New rules in case of secondment

22 Dec 2016

The Act of 11 December 2016, which transposes the Enforcement Directive (2014/67/EU) into Belgian law was published in the Belgian State Gazette this past Tuesday. This act introduces some novelties with regard to the posting of workers.

As announced in our 5 June 2014 newsflash , the Posted Workers Directive (96/71/EC), which lays out the “hard core” of the terms and conditions of employment in case of secondment within the European Union or Switzerland, was strengthened by the Enforcement Directive (2014/67/EU).

The Act of 11 December 2016 provides that employees who are posted from Belgium to another Member State or Switzerland and who start proceedings against their employer for the non-respect of the Posted Workers Directive (96/71/EC) and/or the Enforcement Directive (2014/67/EU) may not be subjected to any unfavourable treatment.

The Act also introduces a list of criteria to identify a genuine posting. In particular, by means of two non-exhaustive lists with factual elements one can assess if, on the one hand the worker temporarily carries out his or her work in Belgium and, on the other hand, if the foreign posting employer genuinely performs substantial activities in the Member State of establishment. These lists of elements can be added to by Royal Decree. Moreover, foreign employers who post workers to Belgium must designate a contact person (natural person) who will liaise on their behalf with the Belgian social inspectorate. The name of this contact person must be communicated to the social inspectorate through a procedure yet to be determined by Royal Decree.

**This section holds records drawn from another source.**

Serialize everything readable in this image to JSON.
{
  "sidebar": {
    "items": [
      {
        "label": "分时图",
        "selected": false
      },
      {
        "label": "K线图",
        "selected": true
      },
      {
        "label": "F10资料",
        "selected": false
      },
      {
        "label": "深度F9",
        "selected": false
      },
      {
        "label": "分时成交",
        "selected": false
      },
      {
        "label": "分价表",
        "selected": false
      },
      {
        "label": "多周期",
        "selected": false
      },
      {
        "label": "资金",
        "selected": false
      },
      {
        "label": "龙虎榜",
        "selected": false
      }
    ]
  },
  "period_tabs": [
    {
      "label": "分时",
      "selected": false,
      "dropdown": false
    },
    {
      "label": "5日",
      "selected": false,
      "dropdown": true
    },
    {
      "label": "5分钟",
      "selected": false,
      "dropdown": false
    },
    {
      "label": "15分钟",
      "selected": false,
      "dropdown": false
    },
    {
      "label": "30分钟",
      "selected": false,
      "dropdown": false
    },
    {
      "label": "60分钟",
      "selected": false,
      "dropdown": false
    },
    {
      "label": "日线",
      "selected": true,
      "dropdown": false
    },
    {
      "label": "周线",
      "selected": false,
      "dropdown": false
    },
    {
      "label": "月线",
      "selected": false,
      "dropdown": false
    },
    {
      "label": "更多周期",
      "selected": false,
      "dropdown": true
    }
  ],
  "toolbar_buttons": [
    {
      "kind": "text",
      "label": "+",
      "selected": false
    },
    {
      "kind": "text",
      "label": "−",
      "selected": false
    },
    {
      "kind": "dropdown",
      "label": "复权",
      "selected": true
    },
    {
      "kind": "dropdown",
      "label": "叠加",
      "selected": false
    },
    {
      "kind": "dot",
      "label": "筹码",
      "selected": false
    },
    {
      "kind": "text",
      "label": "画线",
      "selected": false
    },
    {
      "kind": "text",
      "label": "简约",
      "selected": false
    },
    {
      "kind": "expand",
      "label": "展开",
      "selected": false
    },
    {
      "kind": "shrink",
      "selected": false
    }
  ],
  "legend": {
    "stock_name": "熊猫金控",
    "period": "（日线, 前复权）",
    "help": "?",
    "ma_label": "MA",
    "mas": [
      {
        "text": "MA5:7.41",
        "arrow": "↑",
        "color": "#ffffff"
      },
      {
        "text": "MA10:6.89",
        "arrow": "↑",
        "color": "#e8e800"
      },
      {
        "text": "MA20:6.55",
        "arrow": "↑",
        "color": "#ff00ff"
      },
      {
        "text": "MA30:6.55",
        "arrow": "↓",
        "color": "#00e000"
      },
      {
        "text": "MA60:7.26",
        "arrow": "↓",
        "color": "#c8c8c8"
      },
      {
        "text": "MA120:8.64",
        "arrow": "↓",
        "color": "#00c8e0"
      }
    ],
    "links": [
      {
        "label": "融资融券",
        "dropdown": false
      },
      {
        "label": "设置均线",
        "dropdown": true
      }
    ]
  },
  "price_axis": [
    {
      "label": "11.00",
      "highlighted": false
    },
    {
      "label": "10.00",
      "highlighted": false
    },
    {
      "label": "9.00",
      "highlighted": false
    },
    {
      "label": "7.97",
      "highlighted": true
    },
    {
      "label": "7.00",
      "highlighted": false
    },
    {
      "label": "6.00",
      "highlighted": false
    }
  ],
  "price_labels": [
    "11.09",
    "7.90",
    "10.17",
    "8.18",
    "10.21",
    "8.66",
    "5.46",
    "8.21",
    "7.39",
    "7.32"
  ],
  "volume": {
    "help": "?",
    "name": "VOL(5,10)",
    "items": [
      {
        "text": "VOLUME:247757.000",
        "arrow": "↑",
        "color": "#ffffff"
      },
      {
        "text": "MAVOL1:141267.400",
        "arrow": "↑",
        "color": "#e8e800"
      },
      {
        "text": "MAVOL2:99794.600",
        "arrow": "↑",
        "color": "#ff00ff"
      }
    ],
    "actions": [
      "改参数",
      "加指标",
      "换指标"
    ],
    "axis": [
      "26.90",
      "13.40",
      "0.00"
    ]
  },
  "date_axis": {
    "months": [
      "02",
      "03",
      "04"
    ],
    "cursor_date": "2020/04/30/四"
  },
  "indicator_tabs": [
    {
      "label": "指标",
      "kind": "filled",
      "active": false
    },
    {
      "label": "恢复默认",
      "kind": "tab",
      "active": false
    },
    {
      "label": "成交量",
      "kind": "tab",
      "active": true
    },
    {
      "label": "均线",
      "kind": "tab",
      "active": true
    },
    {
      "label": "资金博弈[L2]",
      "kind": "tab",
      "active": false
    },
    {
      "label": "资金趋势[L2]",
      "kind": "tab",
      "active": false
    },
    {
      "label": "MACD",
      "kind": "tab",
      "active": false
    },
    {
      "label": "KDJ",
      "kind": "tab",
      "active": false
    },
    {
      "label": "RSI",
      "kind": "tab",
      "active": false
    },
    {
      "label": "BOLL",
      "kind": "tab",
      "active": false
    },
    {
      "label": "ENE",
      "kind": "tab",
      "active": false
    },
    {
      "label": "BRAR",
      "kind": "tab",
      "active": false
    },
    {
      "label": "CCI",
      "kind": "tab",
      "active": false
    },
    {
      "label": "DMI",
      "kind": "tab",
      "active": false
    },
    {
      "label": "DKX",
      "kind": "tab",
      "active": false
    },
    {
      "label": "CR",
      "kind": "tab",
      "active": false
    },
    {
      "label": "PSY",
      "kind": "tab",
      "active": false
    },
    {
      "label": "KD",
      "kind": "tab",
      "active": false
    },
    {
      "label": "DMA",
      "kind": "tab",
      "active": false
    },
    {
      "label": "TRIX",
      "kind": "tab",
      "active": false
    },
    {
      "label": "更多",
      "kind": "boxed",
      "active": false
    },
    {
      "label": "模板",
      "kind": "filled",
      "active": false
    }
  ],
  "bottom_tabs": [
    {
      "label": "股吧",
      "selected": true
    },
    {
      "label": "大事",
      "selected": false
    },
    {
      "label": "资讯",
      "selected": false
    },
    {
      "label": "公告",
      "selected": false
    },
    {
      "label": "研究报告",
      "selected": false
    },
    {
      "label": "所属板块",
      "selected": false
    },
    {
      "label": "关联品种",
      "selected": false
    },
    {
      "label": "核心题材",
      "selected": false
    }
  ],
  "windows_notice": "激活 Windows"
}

In addition, the social inspectorate can request the posting employer to make available several documents with regard to the posted worker. These include:

(i) a copy of the employment contract of the posted worker (or equivalent document),
(ii) information about the payment of wages and benefits of the posted workers and the conditions of repatriation,
(iii) time-sheets and
(iv) proof of payment of wages.

The employer should keep these documents at the disposal of the social inspectorate for one year and provide, at the request of the authorities, a translation of these documents into one of Belgium’s official languages or into English.

Furthermore, a new complex system of joint liability is introduced for remuneration debts in the construction industry. This concerns a liability system for the direct contractor. This system will exist next to the existing system of joint liability for remuneration debts in high‑risk sectors and the system of joint liability in case of employment of illegal non-EU citizens.

Finally, the Act provides for a European system to facilitate the recovery of administrative penalties and/or fines for the non-respect of the posting rules in other EU Member States (and vice versa). 


> Action point:

The rules concerning the enforcement of remuneration and employment conditions for postings to Belgium have been strengthened. Keep this new legislation in mind.